This car has been superseded by a newer model, click here to go to the latest Volkswagen Golf Hatchback review.

Parkers overall rating: 4.5 out of 5 4.5

Volkswagen Golf performance levels are strong right across the range. The entry level engine in the Golf is a 1.4-litre unit with 80bhp which is joined by a 1.6-litre with 102bhp. Both engines have been carried over from the previous Golf but with tweaks to make them slightly more economical. However, for its more powerful engines Volkswagen has concentrated on improving efficiency while still making them enjoyable to drive.

As a result the top-of-the-range petrol is only a 1.4-litre, but it's a TSI engine. This means it uses a turbocharger and a supercharger to deliver an impressive 160bhp and a 0-62mph time of 8.0 seconds - while still averaging 45mpg. It's a great engine to drive with plenty of punchy performance low down and a free-revving nature that's enjoyable to exploit.

There's also a less powerful 122bhp version (that uses a single turbocharger) which will cover the 0-62mph benchmark in 9.5 seconds - but feels much quicker than the figures suggest with great in-gear performance. The diesel choice starts a 1.6 TDI and there are several versions available. The first is an entry level 90bhp offered in S trim only while the second has 105bhp and is also available with a seven-speed DSG automatic gearbox - both return 63mpg.

The other variant is the BlueMotion Technology model which emits just 107g/km of CO2 and averages 69mpg. In October 2009 an even more advanced BlueMotion model was introduced. Also powered by the 1.6 TDI engine it features a sports styling kit to improve aerodynamics (and make it more attractive) along with an engine start/stop system and longer gear ratios.

As a result emissions are lowered to just 99g/km of CO2, making it free to tax, while fuel economy is an amazing 74mpg. There's also a 2.0 TDI engine with 110bhp - this emits just 119g/km and averages 63mpg while a 140bhp version of the same engine is available. Both are quiet and refined with plenty of low-down grunt and a smooth power delivery. The top diesel is the 2.0 TDI with 170bhp available exclusively in the GTD model.

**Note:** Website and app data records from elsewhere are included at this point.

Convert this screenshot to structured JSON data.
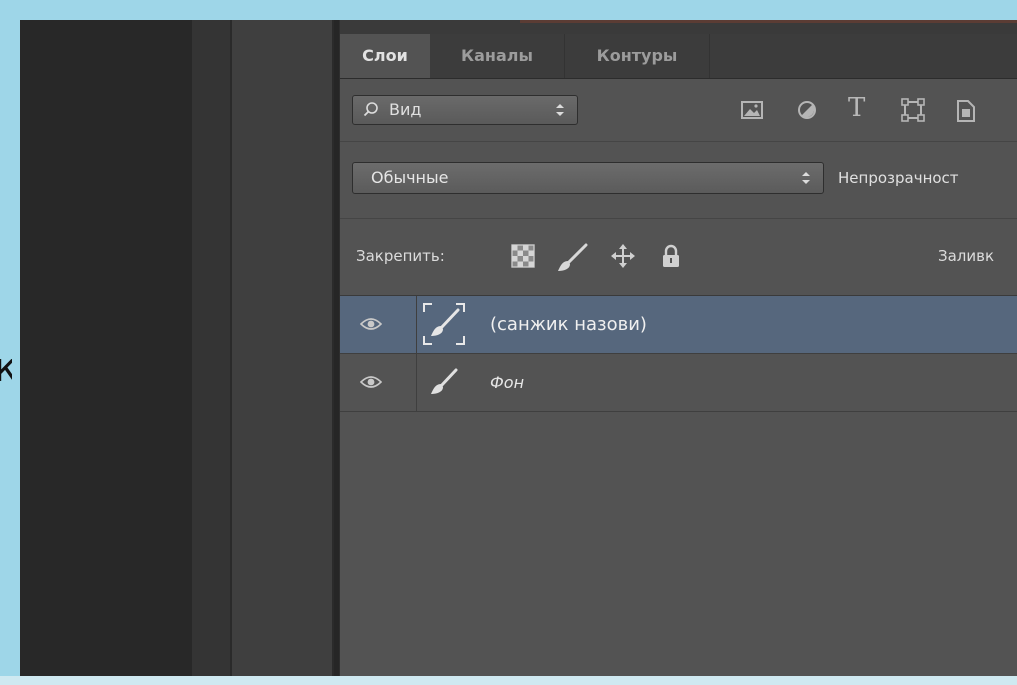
{
  "colors": {
    "frame": "#9ed6e8",
    "panel_bg": "#535353",
    "tabbar_bg": "#3c3c3c",
    "selected_row": "#56677d",
    "dark_columns": "#282828"
  },
  "edge_fragment": "к",
  "tabs": [
    {
      "label": "Слои",
      "active": true
    },
    {
      "label": "Каналы",
      "active": false
    },
    {
      "label": "Контуры",
      "active": false
    }
  ],
  "filter": {
    "icon": "search-icon",
    "value": "Вид",
    "filter_icons": [
      "pixel-layer-filter-icon",
      "adjustment-layer-filter-icon",
      "type-layer-filter-icon",
      "shape-layer-filter-icon",
      "smart-object-filter-icon"
    ],
    "type_glyph": "T"
  },
  "blend_mode": {
    "value": "Обычные",
    "opacity_label": "Непрозрачност"
  },
  "lock": {
    "label": "Закрепить:",
    "icons": [
      "lock-transparent-pixels-icon",
      "lock-image-pixels-icon",
      "lock-position-icon",
      "lock-all-icon"
    ],
    "fill_label": "Заливк"
  },
  "layers": [
    {
      "name": "(санжик назови)",
      "selected": true,
      "visible": true,
      "italic": false
    },
    {
      "name": "Фон",
      "selected": false,
      "visible": true,
      "italic": true
    }
  ]
}
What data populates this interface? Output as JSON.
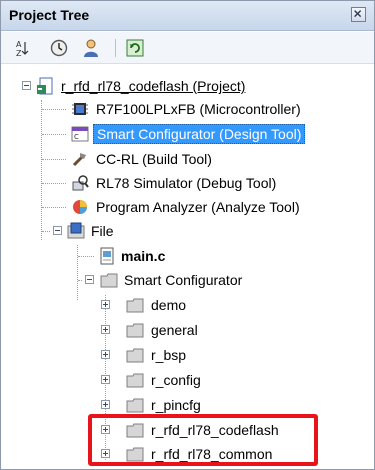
{
  "panel": {
    "title": "Project Tree"
  },
  "toolbar": {
    "buttons": [
      {
        "icon": "sort-az-icon"
      },
      {
        "icon": "clock-icon"
      },
      {
        "icon": "user-icon"
      },
      {
        "icon": "refresh-icon"
      }
    ]
  },
  "tree": {
    "project": "r_rfd_rl78_codeflash (Project)",
    "items": [
      {
        "label": "R7F100LPLxFB (Microcontroller)",
        "icon": "microcontroller-icon"
      },
      {
        "label": "Smart Configurator (Design Tool)",
        "icon": "smart-configurator-icon",
        "selected": true
      },
      {
        "label": "CC-RL (Build Tool)",
        "icon": "build-tool-icon"
      },
      {
        "label": "RL78 Simulator (Debug Tool)",
        "icon": "debug-tool-icon"
      },
      {
        "label": "Program Analyzer (Analyze Tool)",
        "icon": "analyze-tool-icon"
      }
    ],
    "file_node": "File",
    "main_file": "main.c",
    "sc_folder": "Smart Configurator",
    "folders": [
      "demo",
      "general",
      "r_bsp",
      "r_config",
      "r_pincfg",
      "r_rfd_rl78_codeflash",
      "r_rfd_rl78_common"
    ]
  },
  "colors": {
    "selection": "#3399ff",
    "highlight_box": "#e8141b",
    "title_bar": "#c7d6ea"
  }
}
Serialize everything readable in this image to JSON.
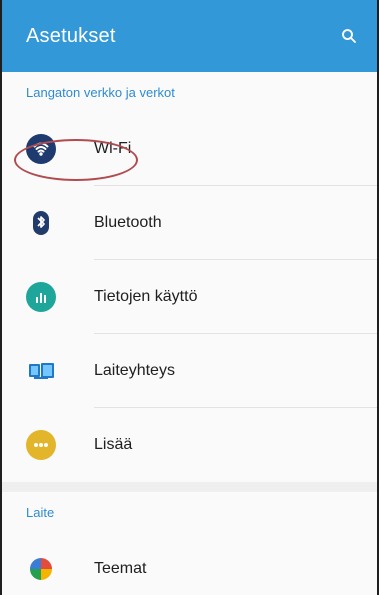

Like the other diesels this is a common rail engine, so it's quiet and refined. It also delivers its power incredibly smoothly and there's no lag at low revs as on the older TDI engines from Volkswagen. As a result it's excellent to drive with plenty of power across the rev range making overtaking simple. It's quick from 0-62mph too with a time of 8.1 seconds yet the best part is fuel economy of 53mpg.

The standard Golf gearbox is a five or six-speed - both versions of which are positive and precise, while a DSG semi-automatic transmission (with either six or seven gears) is available as an option.

Safe and comfortable best sums up driving the Golf - it corners neatly with precise and well-weighted steering while there's only minimal body roll. It's incredibly reassuring and never loses its composure, even if you have to suddenly brake or change direction, while the standard stability control will prevent the car from losing traction or skidding.

It's an enjoyable car to drive along a twisting road, with the ability to effortlessly flow between corners plus there's plenty of grip too. An adjustable suspension system is available as an optional extra - called ACC (which stands for Adaptive Chassis Control) it uses pneumatics to control the suspension and allows the driver to choose between comfort, normal and sport.

Changing the setting, which also alters the steering and throttle response, makes a noticeable difference and the comfort mode is particularly good for rough surfaces. However with the standard ride striking such a good balance between ride and handling there seems little point paying extra for it.